VIP Impersonation Scam
Occasionally, SSCF receives reports of a scam targeting UCSD affiliates. Most frequently, the scammers pretend to be Chairs of departments, and target faculty and graduate students; although in principle they can impersonate and target anyone.
This has been reported by at least the Economics, Communication, and Sociology Departments, and reports typically come in from multiple Departments near the same time. It's likely that one group is harvesting information to target multiple Departments simultaneously.
Features of the scam
The above email is an example of a scam of this variety. Three things are worth noting:
The email uses the name of a UCSD affiliate (often a Department Chair). Often they'll include a signature, which may or may not be the same one that the Chair/affiliate uses themselves (although this one does not). In this particular instance, the affiliate's name has also been spelled incorrectly; which is a major red flag.
The address that the scam comes from is a non-UCSD address, typically gmail.com. This address makes an attempt to mimic the affiliate's information, but some are gibberish, e.g. email@example.com
The body of the email is vague, sometimes it requests information like this one, but sometimes it just asks something like "are you available?". The purpose of the vagueness is to prompt a response from the victim before it's clear that the scammer's intentions are malicious.
How it works
The most important thing to know about this phish is that the scammers are using public information (taken from Blink, department websites, etc) and unofficial accounts; they have not compromised the accounts of the people they are impersonating, nor the people they are targeting, at least not at this point.
A rough analogy to this scam using physical postage would be scammers utilizing Google Maps or a phone book to identify a random physical address, and sending letters with the return address written as that address to its neighbors to give it the pretense of legitimacy. The scammer does not live at the house they're writing on the envelope, but are lying about their residence to try to trick the recipient into opening the letter.
In both cases, the scammer takes advantage of public information to hide their malicious intentions. In the case of the phish/email scam, once a conversation has been established victims are less likely to question the identity of the other party; and will sometimes comply with the scammers' demands before they realize something is wrong.
Based on reports from victims who have initially complied with the scam, we suspect that eventually the scammers will direct them to a store and ask them to purchase gift cards. More information about gift card scams can be found here: https://www.consumer.ftc.gov/articles/paying-scammers-gift-cards
What can be done about the scam
Unfortunately, there's little that can be done to proactively stop the scam, since it doesn't rely on anything that SSCF or campus have control over.
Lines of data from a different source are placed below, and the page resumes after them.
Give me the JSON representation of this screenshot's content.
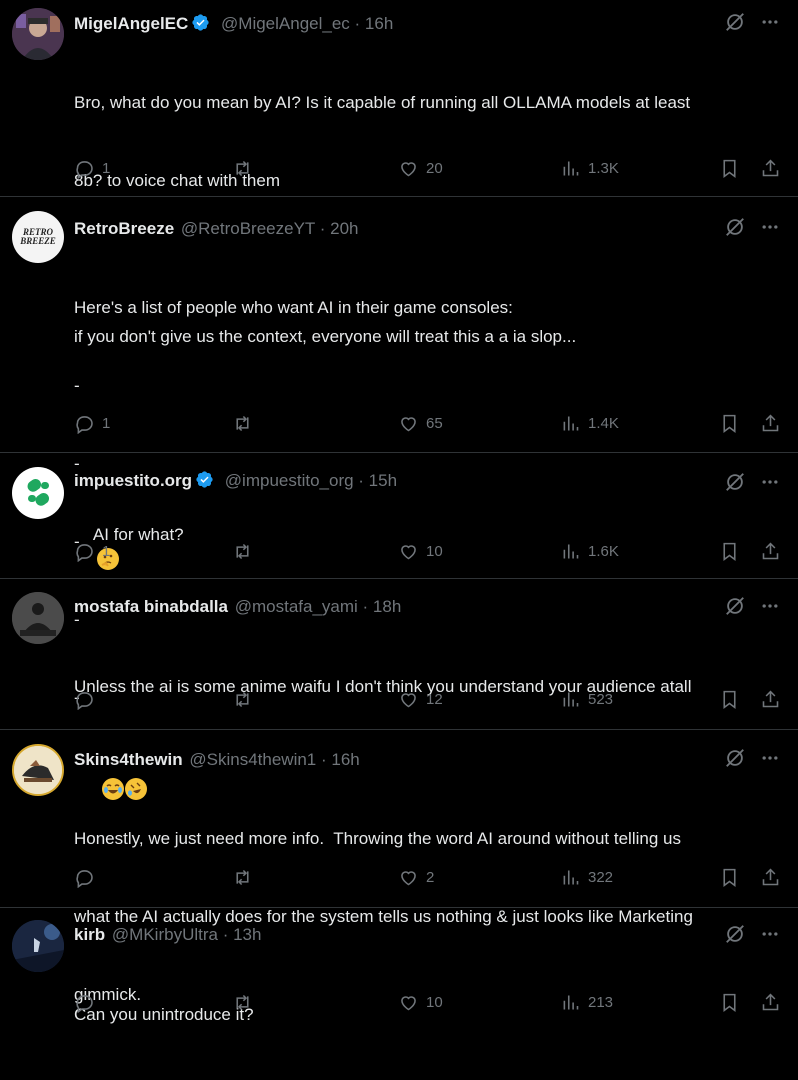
{
  "tweets": [
    {
      "name": "MigelAngelEC",
      "verified": true,
      "handle": "@MigelAngel_ec",
      "time": "· 16h",
      "lines": [
        "Bro, what do you mean by AI? Is it capable of running all OLLAMA models at least",
        "8b? to voice chat with them",
        "",
        "if you don't give us the context, everyone will treat this a a ia slop..."
      ],
      "replies": "1",
      "likes": "20",
      "views": "1.3K",
      "reposts": ""
    },
    {
      "name": "RetroBreeze",
      "verified": false,
      "handle": "@RetroBreezeYT",
      "time": "· 20h",
      "lines": [
        "Here's a list of people who want AI in their game consoles:",
        "-",
        "-",
        "-",
        "-",
        "-"
      ],
      "replies": "1",
      "likes": "65",
      "views": "1.4K",
      "reposts": "",
      "avatar_text": "RETRO BREEZE"
    },
    {
      "name": "impuestito.org",
      "verified": true,
      "handle": "@impuestito_org",
      "time": "· 15h",
      "lines": [
        "AI for what?"
      ],
      "emoji_after": "thinking-face",
      "replies": "1",
      "likes": "10",
      "views": "1.6K",
      "reposts": ""
    },
    {
      "name": "mostafa binabdalla",
      "verified": false,
      "handle": "@mostafa_yami",
      "time": "· 18h",
      "lines": [
        "Unless the ai is some anime waifu I don't think you understand your audience atall"
      ],
      "emoji_line": [
        "face-with-tears-of-joy",
        "rolling-on-floor-laughing"
      ],
      "replies": "",
      "likes": "12",
      "views": "523",
      "reposts": ""
    },
    {
      "name": "Skins4thewin",
      "verified": false,
      "handle": "@Skins4thewin1",
      "time": "· 16h",
      "lines": [
        "Honestly, we just need more info.  Throwing the word AI around without telling us",
        "what the AI actually does for the system tells us nothing & just looks like Marketing",
        "gimmick."
      ],
      "replies": "",
      "likes": "2",
      "views": "322",
      "reposts": ""
    },
    {
      "name": "kirb",
      "verified": false,
      "handle": "@MKirbyUltra",
      "time": "· 13h",
      "lines": [
        "Can you unintroduce it?"
      ],
      "replies": "",
      "likes": "10",
      "views": "213",
      "reposts": ""
    }
  ],
  "colors": {
    "background": "#000000",
    "text": "#e7e9ea",
    "muted": "#71767b",
    "divider": "#2f3336",
    "verified": "#1d9bf0"
  },
  "icons": [
    "grok-icon",
    "more-icon",
    "reply-icon",
    "repost-icon",
    "like-icon",
    "views-icon",
    "bookmark-icon",
    "share-icon"
  ]
}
There are some ways to reduce the impact of the scam however, and to be on the lookout for it:
Always look for the address that an email comes from (don't trust the name on the email). Especially if the address is gibberish -- e.g. firstname.lastname@example.org -- the message is very likely to be illegitimate; however any mail from a UCSD affiliate not sent from a UCSD address should be met with skepticism.
Only use your UCSD email address for campus business, if at all possible. This allows your colleagues to identify scams like this, and immediately disregard any email impersonating you from an off-campus address.
Always verify requests before providing personal information. If a colleague asks you for your phone number, for instance, start a new email thread by sending a message to their UCSD account asking them to confirm that they need it; or drop by their office in person if circumstances allow it.
Forward emails you suspect to be scams to email@example.com. Emails forwarded to that address help the campus spam filter learn to block the next malicious messages before they reach your inbox.
If you have any questions, or are not sure if an email you received is legitimate, please don't hesitate to reach out to your SSCF representative, and we'll be happy to work with you!